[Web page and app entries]
>>>>>

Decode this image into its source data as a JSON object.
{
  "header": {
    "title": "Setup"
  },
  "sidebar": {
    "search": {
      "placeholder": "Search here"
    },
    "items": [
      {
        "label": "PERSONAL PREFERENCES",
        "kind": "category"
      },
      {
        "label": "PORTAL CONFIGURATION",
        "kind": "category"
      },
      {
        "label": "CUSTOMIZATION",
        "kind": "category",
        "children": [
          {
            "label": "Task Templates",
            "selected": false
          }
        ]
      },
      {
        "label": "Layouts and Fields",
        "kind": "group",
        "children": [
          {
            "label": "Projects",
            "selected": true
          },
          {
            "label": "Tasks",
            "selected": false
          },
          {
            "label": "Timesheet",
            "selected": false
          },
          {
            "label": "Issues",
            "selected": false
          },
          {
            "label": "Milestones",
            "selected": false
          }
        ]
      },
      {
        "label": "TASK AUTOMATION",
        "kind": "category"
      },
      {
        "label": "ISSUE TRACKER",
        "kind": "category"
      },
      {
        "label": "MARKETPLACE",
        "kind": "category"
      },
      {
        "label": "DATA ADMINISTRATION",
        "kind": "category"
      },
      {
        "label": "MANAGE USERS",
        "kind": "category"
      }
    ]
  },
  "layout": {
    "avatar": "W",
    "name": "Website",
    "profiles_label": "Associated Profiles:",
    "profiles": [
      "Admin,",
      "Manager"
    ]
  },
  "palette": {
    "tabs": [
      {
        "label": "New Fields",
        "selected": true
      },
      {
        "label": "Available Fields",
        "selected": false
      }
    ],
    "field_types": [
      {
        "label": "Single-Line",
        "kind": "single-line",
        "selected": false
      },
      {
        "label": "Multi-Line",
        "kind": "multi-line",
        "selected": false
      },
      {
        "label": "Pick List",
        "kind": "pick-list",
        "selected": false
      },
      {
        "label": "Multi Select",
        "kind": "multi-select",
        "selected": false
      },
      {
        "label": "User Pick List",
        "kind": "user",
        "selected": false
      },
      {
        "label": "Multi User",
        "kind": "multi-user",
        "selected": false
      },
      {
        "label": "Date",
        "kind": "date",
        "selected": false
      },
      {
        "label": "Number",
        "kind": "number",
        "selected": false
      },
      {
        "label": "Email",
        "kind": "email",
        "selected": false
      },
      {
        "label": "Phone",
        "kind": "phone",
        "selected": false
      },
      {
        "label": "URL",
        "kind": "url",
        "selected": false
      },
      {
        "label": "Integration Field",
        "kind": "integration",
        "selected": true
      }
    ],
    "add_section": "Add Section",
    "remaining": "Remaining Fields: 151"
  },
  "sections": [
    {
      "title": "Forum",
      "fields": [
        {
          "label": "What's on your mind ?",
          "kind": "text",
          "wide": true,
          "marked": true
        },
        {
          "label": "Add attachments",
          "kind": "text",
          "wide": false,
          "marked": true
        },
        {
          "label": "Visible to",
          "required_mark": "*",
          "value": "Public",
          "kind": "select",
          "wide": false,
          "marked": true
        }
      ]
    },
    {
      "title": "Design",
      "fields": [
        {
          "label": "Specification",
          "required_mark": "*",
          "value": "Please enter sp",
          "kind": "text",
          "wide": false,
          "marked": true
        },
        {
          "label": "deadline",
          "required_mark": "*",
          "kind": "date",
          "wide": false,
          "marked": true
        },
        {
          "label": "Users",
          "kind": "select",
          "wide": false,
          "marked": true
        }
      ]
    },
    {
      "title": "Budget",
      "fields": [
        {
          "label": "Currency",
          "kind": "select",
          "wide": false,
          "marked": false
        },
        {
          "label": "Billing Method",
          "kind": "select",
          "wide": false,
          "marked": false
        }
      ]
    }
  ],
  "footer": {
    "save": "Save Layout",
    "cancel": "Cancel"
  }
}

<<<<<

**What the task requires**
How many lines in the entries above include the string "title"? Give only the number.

**Your response**
4